Yesterday evening the board of French power giant EDF made its final investment decision on the 4GW nuclear plant, deciding to sanction the project. The Guardian has cited sources close to the matter who suggested the vote was close and the decision to approve Hinkley was won by just 10 votes to seven.
Earlier yesterday it was widely reported that EDF board member Gerard Magnin, who joined the firm to further its development of renewables projects, had resigned in protest at the project, claiming it was financially “very risky”. His resignation took the 18-man board down to 17.
EDF board approval was widely considered to be the last obstacle to Hinkley’s go-ahead, but late yesterday evening the government threw a spanner in the works by claiming it would not be making a final decision until this autumn.
“The government will now consider carefully all the component parts of this project and make its decision in the early autumn,” said Greg Clark, secretary of state at the Department for Business, Energy and Industrial Strategy.
EDF had expected to exchange contracts later today.
Speaking on BBC News this morning, shadow energy secretary Barry Gardiner slammed the latest development claiming it sent a “most appalling signal” to potential investors, but stressed the need for the government to take a much closer look at the cost of the project which is to be passed on to bill payers.

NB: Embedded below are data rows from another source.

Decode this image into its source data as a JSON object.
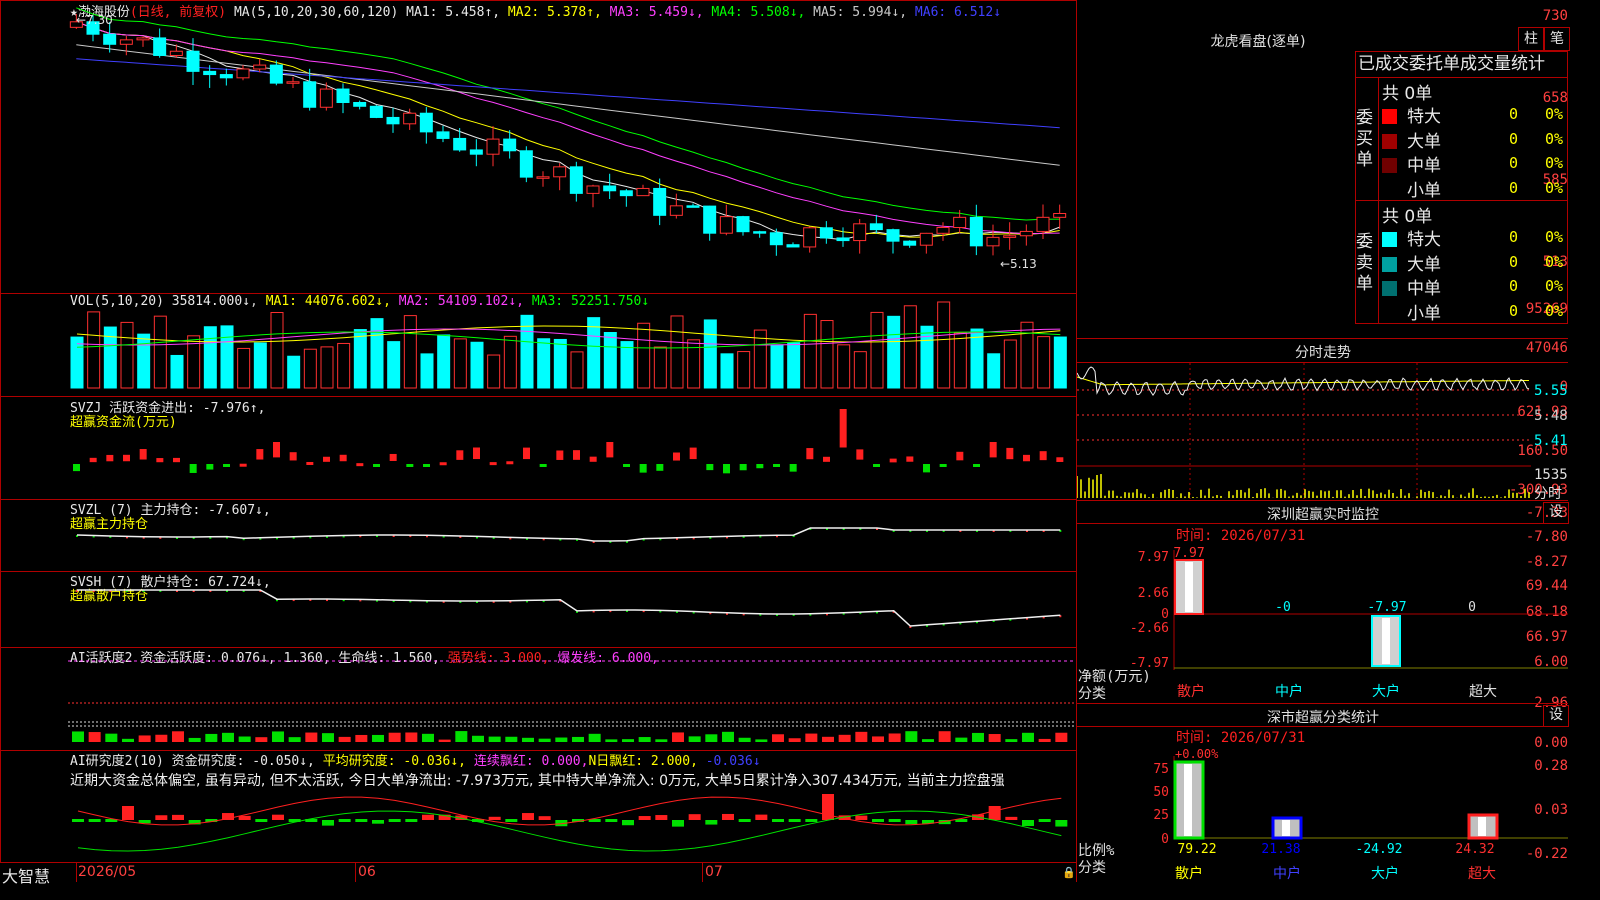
{
  "main": {
    "title": "★渤海股份",
    "period": "(日线, 前复权)",
    "ma_label": "MA(5,10,20,30,60,120)",
    "ma": [
      {
        "name": "MA1:",
        "value": "5.458↑",
        "color": "#e8e8e8"
      },
      {
        "name": "MA2:",
        "value": "5.378↑",
        "color": "#ffff00"
      },
      {
        "name": "MA3:",
        "value": "5.459↓",
        "color": "#ff40ff"
      },
      {
        "name": "MA4:",
        "value": "5.508↓",
        "color": "#00ff00"
      },
      {
        "name": "MA5:",
        "value": "5.994↓",
        "color": "#c8c8c8"
      },
      {
        "name": "MA6:",
        "value": "6.512↓",
        "color": "#4040ff"
      }
    ],
    "y_ticks": [
      "730",
      "658",
      "585",
      "513"
    ],
    "high_label": "←7.30",
    "low_label": "←5.13"
  },
  "vol": {
    "label": "VOL(5,10,20)",
    "value": "35814.000↓",
    "ma": [
      {
        "name": "MA1:",
        "value": "44076.602↓",
        "color": "#ffff00"
      },
      {
        "name": "MA2:",
        "value": "54109.102↓",
        "color": "#ff40ff"
      },
      {
        "name": "MA3:",
        "value": "52251.750↓",
        "color": "#00ff00"
      }
    ],
    "y_ticks": [
      "95269",
      "47046",
      "0"
    ]
  },
  "svzj": {
    "line1": "SVZJ  活跃资金进出: -7.976↑,",
    "line2": "超赢资金流(万元)",
    "y_ticks": [
      "621.93",
      "160.50",
      "-300.93"
    ]
  },
  "svzl": {
    "line1": "SVZL (7) 主力持仓: -7.607↓,",
    "line2": "超赢主力持仓",
    "y_ticks": [
      "-7.33",
      "-7.80",
      "-8.27"
    ]
  },
  "svsh": {
    "line1": "SVSH (7) 散户持仓: 67.724↓,",
    "line2": "超赢散户持仓",
    "y_ticks": [
      "69.44",
      "68.18",
      "66.97"
    ]
  },
  "ai1": {
    "prefix": "AI活跃度2 资金活跃度: 0.076↓, 1.360, 生命线: 1.560,",
    "strong": "强势线: 3.000,",
    "burst": "爆发线: 6.000,",
    "y_ticks": [
      "6.00",
      "2.96",
      "0.00"
    ]
  },
  "ai2": {
    "prefix": "AI研究度2(10) 资金研究度: -0.050↓,",
    "avg": "平均研究度: -0.036↓,",
    "red": "连续飘红: 0.000,",
    "nred": "N日飘红: 2.000,",
    "tail": "-0.036↓",
    "comment": "近期大资金总体偏空, 虽有异动, 但不太活跃, 今日大单净流出: -7.973万元, 其中特大单净流入: 0万元, 大单5日累计净入307.434万元, 当前主力控盘强",
    "y_ticks": [
      "0.28",
      "0.03",
      "-0.22"
    ]
  },
  "date_axis": {
    "corner": "大智慧",
    "labels": [
      "2026/05",
      "06",
      "07"
    ]
  },
  "lhb": {
    "title": "龙虎看盘(逐单)",
    "btn_zhu": "柱",
    "btn_bi": "笔",
    "tabs": "已成交委托单成交量统计",
    "buy_label": "委买单",
    "sell_label": "委卖单",
    "buy_total": "共 0单",
    "sell_total": "共 0单",
    "buy_rows": [
      {
        "name": "特大",
        "count": "0",
        "pct": "0%",
        "color": "#ff0000"
      },
      {
        "name": "大单",
        "count": "0",
        "pct": "0%",
        "color": "#a00000"
      },
      {
        "name": "中单",
        "count": "0",
        "pct": "0%",
        "color": "#700000"
      },
      {
        "name": "小单",
        "count": "0",
        "pct": "0%",
        "color": "#000000"
      }
    ],
    "sell_rows": [
      {
        "name": "特大",
        "count": "0",
        "pct": "0%",
        "color": "#00ffff"
      },
      {
        "name": "大单",
        "count": "0",
        "pct": "0%",
        "color": "#00a0a0"
      },
      {
        "name": "中单",
        "count": "0",
        "pct": "0%",
        "color": "#007070"
      },
      {
        "name": "小单",
        "count": "0",
        "pct": "0%",
        "color": "#000000"
      }
    ]
  },
  "fenshi": {
    "title": "分时走势",
    "price_ticks": [
      "5.55",
      "5.48",
      "5.41"
    ],
    "vol_top": "1535",
    "vol_unit": "分时"
  },
  "sz_monitor": {
    "title": "深圳超赢实时监控",
    "btn": "设",
    "time": "时间: 2026/07/31",
    "y_ticks": [
      "7.97",
      "2.66",
      "0",
      "-2.66",
      "-7.97"
    ],
    "unit1": "净额(万元)",
    "unit2": "分类",
    "bar_values": [
      "7.97",
      "-0",
      "-7.97",
      "0"
    ],
    "categories": [
      "散户",
      "中户",
      "大户",
      "超大"
    ]
  },
  "sz_stats": {
    "title": "深市超赢分类统计",
    "btn": "设",
    "time": "时间: 2026/07/31",
    "top_value": "+0.00%",
    "y_ticks": [
      "75",
      "50",
      "25",
      "0"
    ],
    "unit1": "比例%",
    "unit2": "分类",
    "bar_values": [
      "79.22",
      "21.38",
      "-24.92",
      "24.32"
    ],
    "categories": [
      "散户",
      "中户",
      "大户",
      "超大"
    ]
  }
}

Hinkley’s CfD was initially agreed at £92.50/MWh however inflation has dragged the current cost to £102/MWh, drastically more expensive than other generators such as gas, onshore wind and solar. Earlier this month a report published by the National Audit Office concluded that the cost of Hinkley’s CfD had risen from an original estimate of £6 billion to around £29 billion, all of which will be passed on to bill payers through levies.

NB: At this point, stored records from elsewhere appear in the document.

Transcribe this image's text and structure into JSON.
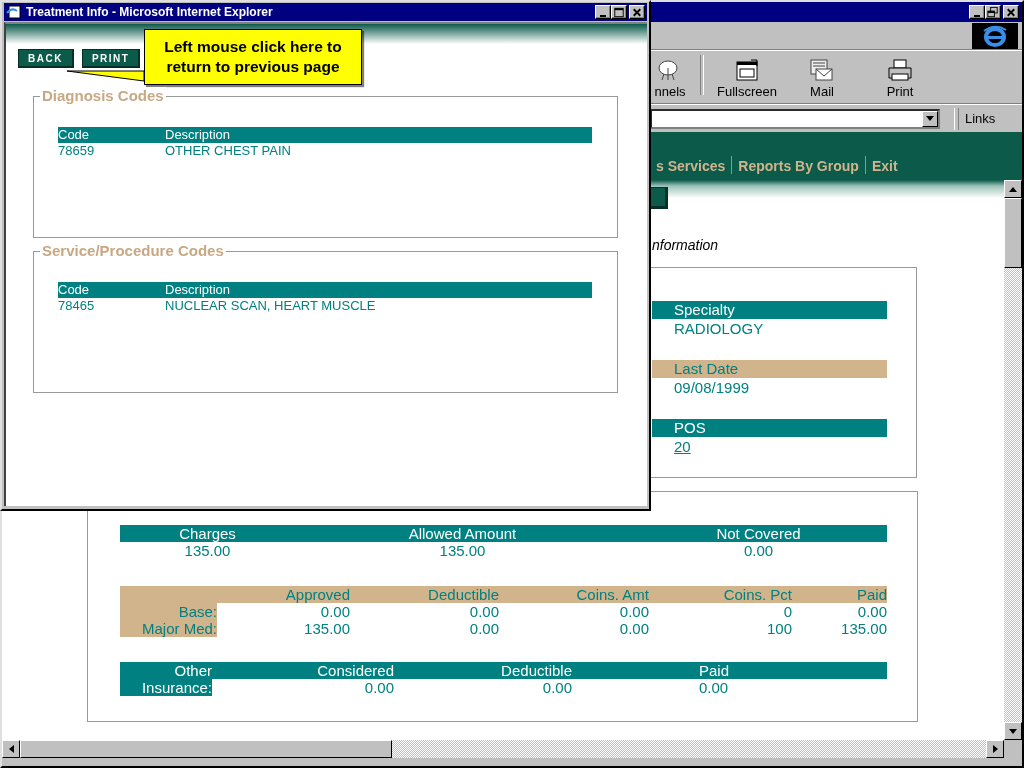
{
  "popup": {
    "title": "Treatment Info - Microsoft Internet Explorer",
    "buttons": [
      {
        "label": "BACK"
      },
      {
        "label": "PRINT"
      }
    ],
    "callout": "Left mouse click here to return to previous page",
    "code_sections": [
      {
        "legend": "Diagnosis Codes",
        "columns": [
          "Code",
          "Description"
        ],
        "rows": [
          [
            "78659",
            "OTHER CHEST PAIN"
          ]
        ]
      },
      {
        "legend": "Service/Procedure Codes",
        "columns": [
          "Code",
          "Description"
        ],
        "rows": [
          [
            "78465",
            "NUCLEAR SCAN, HEART MUSCLE"
          ]
        ]
      }
    ]
  },
  "browser": {
    "toolbar": [
      {
        "label": "nnels",
        "kind": "channels"
      },
      {
        "label": "Fullscreen",
        "kind": "fullscreen"
      },
      {
        "label": "Mail",
        "kind": "mail"
      },
      {
        "label": "Print",
        "kind": "print"
      }
    ],
    "links_label": "Links",
    "nav_links": [
      "s Services",
      "Reports By Group",
      "Exit"
    ],
    "section_heading": "nformation",
    "details": [
      {
        "label": "Specialty",
        "value": "RADIOLOGY",
        "color": "#008080",
        "kind": "text"
      },
      {
        "label": "Last Date",
        "value": "09/08/1999",
        "color": "#d2b48c",
        "kind": "text"
      },
      {
        "label": "POS",
        "value": "20",
        "color": "#008080",
        "kind": "link"
      }
    ],
    "charges": {
      "columns": [
        "Charges",
        "Allowed Amount",
        "Not Covered"
      ],
      "values": [
        "135.00",
        "135.00",
        "0.00"
      ]
    },
    "payments": {
      "columns": [
        "Approved",
        "Deductible",
        "Coins. Amt",
        "Coins. Pct",
        "Paid"
      ],
      "rows": [
        {
          "label": "Base:",
          "values": [
            "0.00",
            "0.00",
            "0.00",
            "0",
            "0.00"
          ]
        },
        {
          "label": "Major Med:",
          "values": [
            "135.00",
            "0.00",
            "0.00",
            "100",
            "135.00"
          ]
        }
      ]
    },
    "other_insurance": {
      "label": [
        "Other",
        "Insurance:"
      ],
      "columns": [
        "Considered",
        "Deductible",
        "Paid"
      ],
      "values": [
        "0.00",
        "0.00",
        "0.00"
      ]
    }
  }
}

The government has frequently claimed that policy decisions - including those made to slash renewable subsidies and cancel other support frameworks - have been made specifically to protect consumers from rising bills.
Gardiner also said the government should be looking to renegotiate with EDF the CfD agreement - which comprise notoriously watertight public law contracts - and that it “desperately” needed a plan B if Hinkley was to be cancelled.
Prior to yesterday evening’s development, Richard Black, director at the Energy and Climate Intelligence Unit, said that the French government needed the project to go ahead to prove itself as a major international player in infrastructure development.
“With similar reactors in France and Finland seriously over time and over budget, France needs a Hinkley success if it’s to persuade anyone in the West that it’s still a serious player in the global nuclear industry.
“So it’s a risk worth taking for France; but is it for Britain? In a world moving towards cheaper, flexible, decentralised power systems, investing in eye-wateringly expensive always-on ‘baseload’ power plants increasingly looks like a 20th century solution for a 21st century problem,” he said.
Tony Ward, head of power and utilities at consultancy giant EY, said: “We should recognise that the UK’s electricity system is changing rapidly, especially in the transition to a more distributed, diverse mix for our power generation. However the robustness and reliability of the system as a whole will still demand large-scale base-load power. Today’s announcement is the start of a process to replace some of the existing low carbon nuclear capacity that the UK has already closed, and more that will close in the years to come.”